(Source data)
= Beginning of Section =

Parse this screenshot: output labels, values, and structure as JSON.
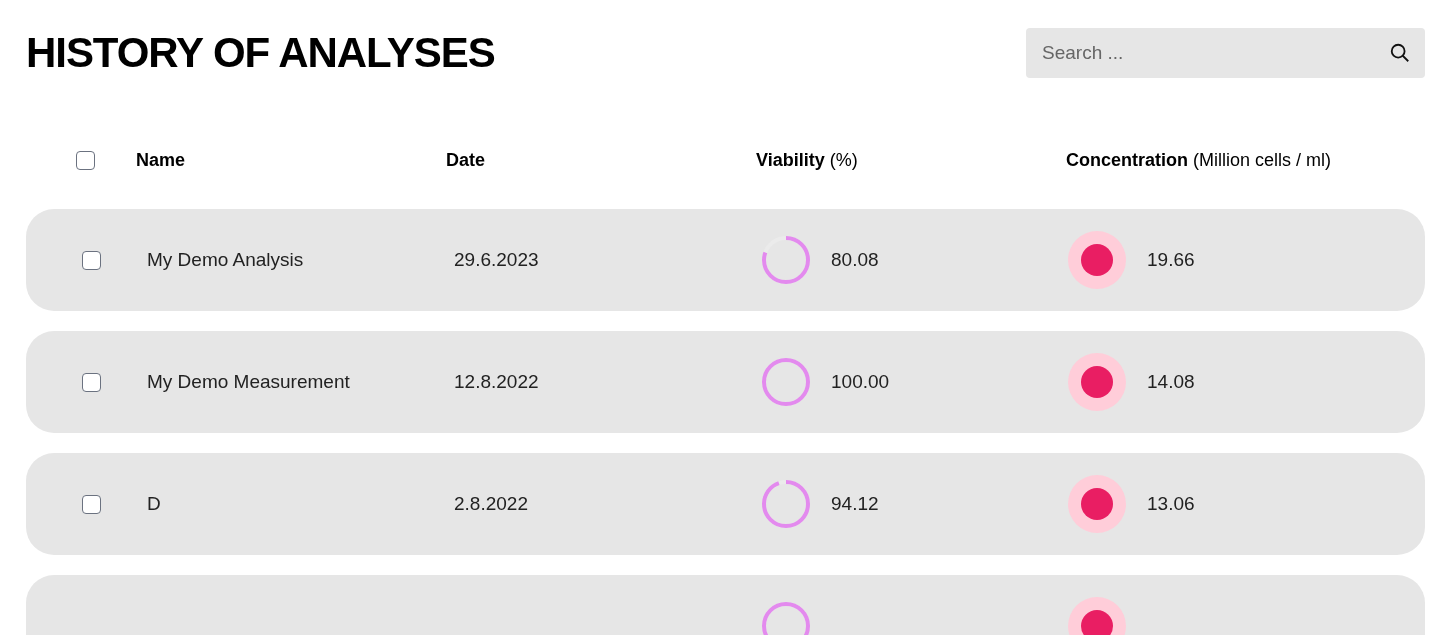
{
  "title": "HISTORY OF ANALYSES",
  "search": {
    "placeholder": "Search ..."
  },
  "header": {
    "select_all_checked": false,
    "columns": [
      "**Name**",
      "**Date**",
      "**Viability** (%)",
      "**Concentration** (Million cells / ml)"
    ]
  },
  "rows": [
    {
      "checked": false,
      "name": "My Demo Analysis",
      "date": "29.6.2023",
      "viability": {
        "level": 0.8008,
        "reading": "80.08"
      },
      "concentration": "19.66"
    },
    {
      "checked": false,
      "name": "My Demo Measurement",
      "date": "12.8.2022",
      "viability": {
        "level": 1.0,
        "reading": "100.00"
      },
      "concentration": "14.08"
    },
    {
      "checked": false,
      "name": "D",
      "date": "2.8.2022",
      "viability": {
        "level": 0.9412,
        "reading": "94.12"
      },
      "concentration": "13.06"
    },
    {
      "kind": "cut_off"
    }
  ]
}
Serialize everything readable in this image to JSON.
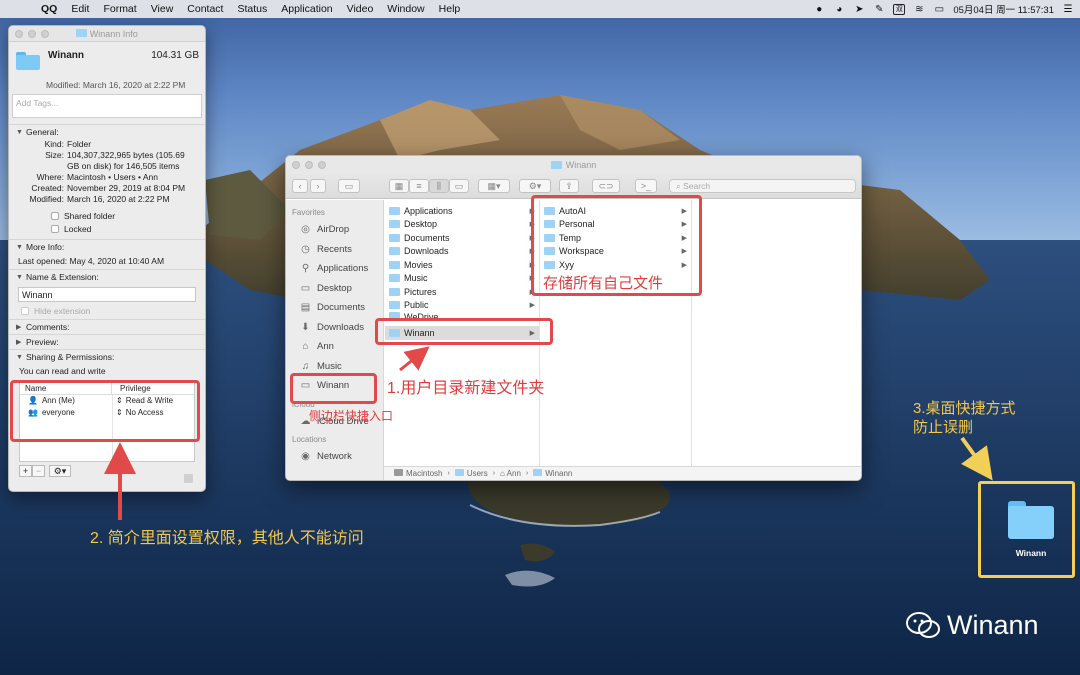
{
  "menubar": {
    "apple": "",
    "items": [
      "QQ",
      "Edit",
      "Format",
      "View",
      "Contact",
      "Status",
      "Application",
      "Video",
      "Window",
      "Help"
    ],
    "status_ime": "双",
    "clock": "05月04日 周一 11:57:31"
  },
  "info_window": {
    "title": "Winann Info",
    "name": "Winann",
    "size": "104.31 GB",
    "modified_line": "Modified: March 16, 2020 at 2:22 PM",
    "tags_placeholder": "Add Tags...",
    "general": {
      "header": "General:",
      "kind_k": "Kind:",
      "kind_v": "Folder",
      "size_k": "Size:",
      "size_v": "104,307,322,965 bytes (105.69 GB on disk) for 146,505 items",
      "where_k": "Where:",
      "where_v": "Macintosh • Users • Ann",
      "created_k": "Created:",
      "created_v": "November 29, 2019 at 8:04 PM",
      "modified_k": "Modified:",
      "modified_v": "March 16, 2020 at 2:22 PM",
      "shared": "Shared folder",
      "locked": "Locked"
    },
    "more_info": {
      "header": "More Info:",
      "last_opened": "Last opened: May 4, 2020 at 10:40 AM"
    },
    "name_ext": {
      "header": "Name & Extension:",
      "value": "Winann",
      "hide_ext": "Hide extension"
    },
    "comments": "Comments:",
    "preview": "Preview:",
    "sharing": {
      "header": "Sharing & Permissions:",
      "desc": "You can read and write",
      "col_name": "Name",
      "col_priv": "Privilege",
      "rows": [
        {
          "name": "Ann (Me)",
          "priv": "Read & Write"
        },
        {
          "name": "everyone",
          "priv": "No Access"
        }
      ],
      "add": "+",
      "remove": "−",
      "gear": "⚙▾"
    }
  },
  "finder": {
    "title": "Winann",
    "search_placeholder": "Search",
    "sidebar": {
      "favorites_header": "Favorites",
      "favorites": [
        "AirDrop",
        "Recents",
        "Applications",
        "Desktop",
        "Documents",
        "Downloads",
        "Ann",
        "Music",
        "Winann"
      ],
      "icloud_header": "iCloud",
      "icloud": [
        "iCloud Drive"
      ],
      "locations_header": "Locations",
      "locations": [
        "Network"
      ]
    },
    "col1": [
      "Applications",
      "Desktop",
      "Documents",
      "Downloads",
      "Movies",
      "Music",
      "Pictures",
      "Public",
      "WeDrive",
      "Winann"
    ],
    "col2": [
      "AutoAI",
      "Personal",
      "Temp",
      "Workspace",
      "Xyy"
    ],
    "path": [
      "Macintosh",
      "Users",
      "Ann",
      "Winann"
    ]
  },
  "annotations": {
    "store": "存储所有自己文件",
    "step1": "1.用户目录新建文件夹",
    "sidebar_shortcut": "侧边栏快捷入口",
    "step2": "2. 简介里面设置权限，其他人不能访问",
    "step3_line1": "3.桌面快捷方式",
    "step3_line2": "防止误删"
  },
  "desktop": {
    "folder_label": "Winann",
    "watermark": "Winann"
  },
  "colors": {
    "annotation_red": "#e24a4a",
    "annotation_yellow": "#f2cf56",
    "folder_blue": "#7ccaf5"
  }
}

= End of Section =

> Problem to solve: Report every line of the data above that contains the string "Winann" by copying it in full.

> Problem solution:
    "title": "Winann Info",
    "name": "Winann",
      "value": "Winann",
    "title": "Winann",
        "Winann"
      "Winann"
      "Winann"
    "folder_label": "Winann",
    "watermark": "Winann"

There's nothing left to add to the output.